- Meeting abstract
- Open Access
Asthma treatment adherence among asthmatic patients in Yazd
© Rahimi et al; licensee BioMed Central Ltd. 2012
- Published: 27 November 2012
- Medication Adherence
- Asthmatic Patient
- Behavioral Intention
- Health Belief
Asthma affects an estimated 300 million people worldwide. Poor compliance with prescribed medication leads to increased morbidity and mortality. The number of asthma cases has more than doubled since 1980 and, nearly 3 million workdays are lost annually due to asthma exacerbations. Non-compliance with therapy is a major impediment to effective asthma management and can lead to failure of treatment. The purpose of the study was to identify the better predictor for adherence behaviors between knowledge of asthma, health beliefs, attitude toward the illness of asthma, and behavioral intention to adhere.
This cross sectional study was conducted among adult asthmatic patients in three private asthma clinics in Yazd city, Iran. Data was collected using face to face interview. During the interview a validated Questionnaire was used to assess patients’ knowledge about ICS,' positive and negative health beliefs and attitudes a about ICS, behavioral intention to comply with treatment, and compliance rate. A 4-item patient-report scale was used to measure medication adherence.
Response rate of participants 94%, adult (≥16 years old) with prescribed ICS reported were included (n=112). Analysis showed that majority of patients (55.5%) was non adherence to their prescribed ICS. Patients’ knowledge toward ICS did not have effect on medication adherence behavior, while patients with positive attitude toward ICS were better adherent with their medication. A simple linear regression identified intention to comply with treatment and positive attitude toward ICS as predictors for adherence behavior.
The findings confirm a relationship between medication attitude and adherence among asthmatic patients.
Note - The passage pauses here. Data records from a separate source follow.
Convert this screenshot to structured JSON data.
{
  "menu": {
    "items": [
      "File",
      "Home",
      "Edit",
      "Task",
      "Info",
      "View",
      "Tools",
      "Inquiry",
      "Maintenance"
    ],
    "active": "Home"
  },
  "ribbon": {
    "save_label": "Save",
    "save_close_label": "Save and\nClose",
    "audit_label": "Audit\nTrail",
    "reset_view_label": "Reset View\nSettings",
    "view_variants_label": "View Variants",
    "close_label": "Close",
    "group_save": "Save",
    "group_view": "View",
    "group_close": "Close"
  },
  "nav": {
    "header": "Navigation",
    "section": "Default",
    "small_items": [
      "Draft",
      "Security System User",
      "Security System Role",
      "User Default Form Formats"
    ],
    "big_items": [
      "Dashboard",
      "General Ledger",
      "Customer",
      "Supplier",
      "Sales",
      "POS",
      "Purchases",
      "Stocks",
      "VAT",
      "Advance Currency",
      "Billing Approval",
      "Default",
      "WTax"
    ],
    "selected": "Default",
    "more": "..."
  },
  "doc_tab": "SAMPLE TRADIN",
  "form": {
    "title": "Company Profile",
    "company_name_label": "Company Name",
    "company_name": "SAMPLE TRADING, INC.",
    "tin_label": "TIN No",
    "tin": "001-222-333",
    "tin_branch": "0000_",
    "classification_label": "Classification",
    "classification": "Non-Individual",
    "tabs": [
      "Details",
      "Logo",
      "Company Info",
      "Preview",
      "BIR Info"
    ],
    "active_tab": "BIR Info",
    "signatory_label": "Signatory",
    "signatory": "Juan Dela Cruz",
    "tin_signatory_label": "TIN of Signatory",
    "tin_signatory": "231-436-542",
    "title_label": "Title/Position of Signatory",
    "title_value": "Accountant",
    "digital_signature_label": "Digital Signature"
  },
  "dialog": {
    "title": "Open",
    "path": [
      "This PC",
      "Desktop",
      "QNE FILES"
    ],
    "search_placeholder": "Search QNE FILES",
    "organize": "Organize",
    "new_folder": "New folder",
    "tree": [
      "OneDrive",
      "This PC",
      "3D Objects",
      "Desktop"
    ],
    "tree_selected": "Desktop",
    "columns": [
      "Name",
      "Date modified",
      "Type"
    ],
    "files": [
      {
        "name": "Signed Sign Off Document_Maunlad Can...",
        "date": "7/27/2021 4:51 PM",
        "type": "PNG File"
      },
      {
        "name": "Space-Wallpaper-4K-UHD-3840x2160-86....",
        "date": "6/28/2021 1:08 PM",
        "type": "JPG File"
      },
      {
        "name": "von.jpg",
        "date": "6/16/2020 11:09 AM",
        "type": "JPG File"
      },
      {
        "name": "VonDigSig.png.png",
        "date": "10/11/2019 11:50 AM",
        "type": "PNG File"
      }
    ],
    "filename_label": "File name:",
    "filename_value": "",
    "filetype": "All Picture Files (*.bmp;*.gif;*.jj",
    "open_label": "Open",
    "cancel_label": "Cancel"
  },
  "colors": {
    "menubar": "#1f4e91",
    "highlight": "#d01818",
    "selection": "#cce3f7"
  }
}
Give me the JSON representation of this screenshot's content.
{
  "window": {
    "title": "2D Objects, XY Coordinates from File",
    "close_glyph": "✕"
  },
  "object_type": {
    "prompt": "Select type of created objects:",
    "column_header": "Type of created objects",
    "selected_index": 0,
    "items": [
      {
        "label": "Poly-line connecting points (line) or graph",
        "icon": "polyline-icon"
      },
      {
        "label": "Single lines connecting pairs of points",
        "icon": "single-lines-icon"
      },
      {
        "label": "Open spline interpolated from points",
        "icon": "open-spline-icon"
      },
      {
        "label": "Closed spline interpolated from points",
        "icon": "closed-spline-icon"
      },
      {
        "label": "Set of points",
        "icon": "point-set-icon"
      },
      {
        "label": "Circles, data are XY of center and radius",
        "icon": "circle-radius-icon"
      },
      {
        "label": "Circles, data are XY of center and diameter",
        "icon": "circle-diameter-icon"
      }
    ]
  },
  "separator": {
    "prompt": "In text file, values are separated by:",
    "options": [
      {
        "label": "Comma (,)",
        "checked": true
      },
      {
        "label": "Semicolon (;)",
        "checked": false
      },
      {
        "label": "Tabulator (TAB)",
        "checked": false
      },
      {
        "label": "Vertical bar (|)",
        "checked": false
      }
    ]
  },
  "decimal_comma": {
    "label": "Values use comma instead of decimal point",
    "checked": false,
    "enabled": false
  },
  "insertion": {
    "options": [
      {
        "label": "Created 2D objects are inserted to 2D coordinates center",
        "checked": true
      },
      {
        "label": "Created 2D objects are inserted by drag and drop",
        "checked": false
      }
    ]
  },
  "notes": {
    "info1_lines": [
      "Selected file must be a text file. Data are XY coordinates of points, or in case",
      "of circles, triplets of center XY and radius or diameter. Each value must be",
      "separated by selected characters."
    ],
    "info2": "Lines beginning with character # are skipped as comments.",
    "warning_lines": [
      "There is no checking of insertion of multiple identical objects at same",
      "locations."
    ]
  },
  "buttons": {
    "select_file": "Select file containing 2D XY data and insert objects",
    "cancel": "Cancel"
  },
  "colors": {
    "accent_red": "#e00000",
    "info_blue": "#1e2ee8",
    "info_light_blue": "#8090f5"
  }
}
A better understanding of patients’ attitude and its impact on adherence may help clinicians counsel effectively to promote adherence.
This article is published under license to BioMed Central Ltd. This is an Open Access article distributed under the terms of the Creative Commons Attribution License (http://creativecommons.org/licenses/by/2.0), which permits unrestricted use, distribution, and reproduction in any medium, provided the original work is properly cited.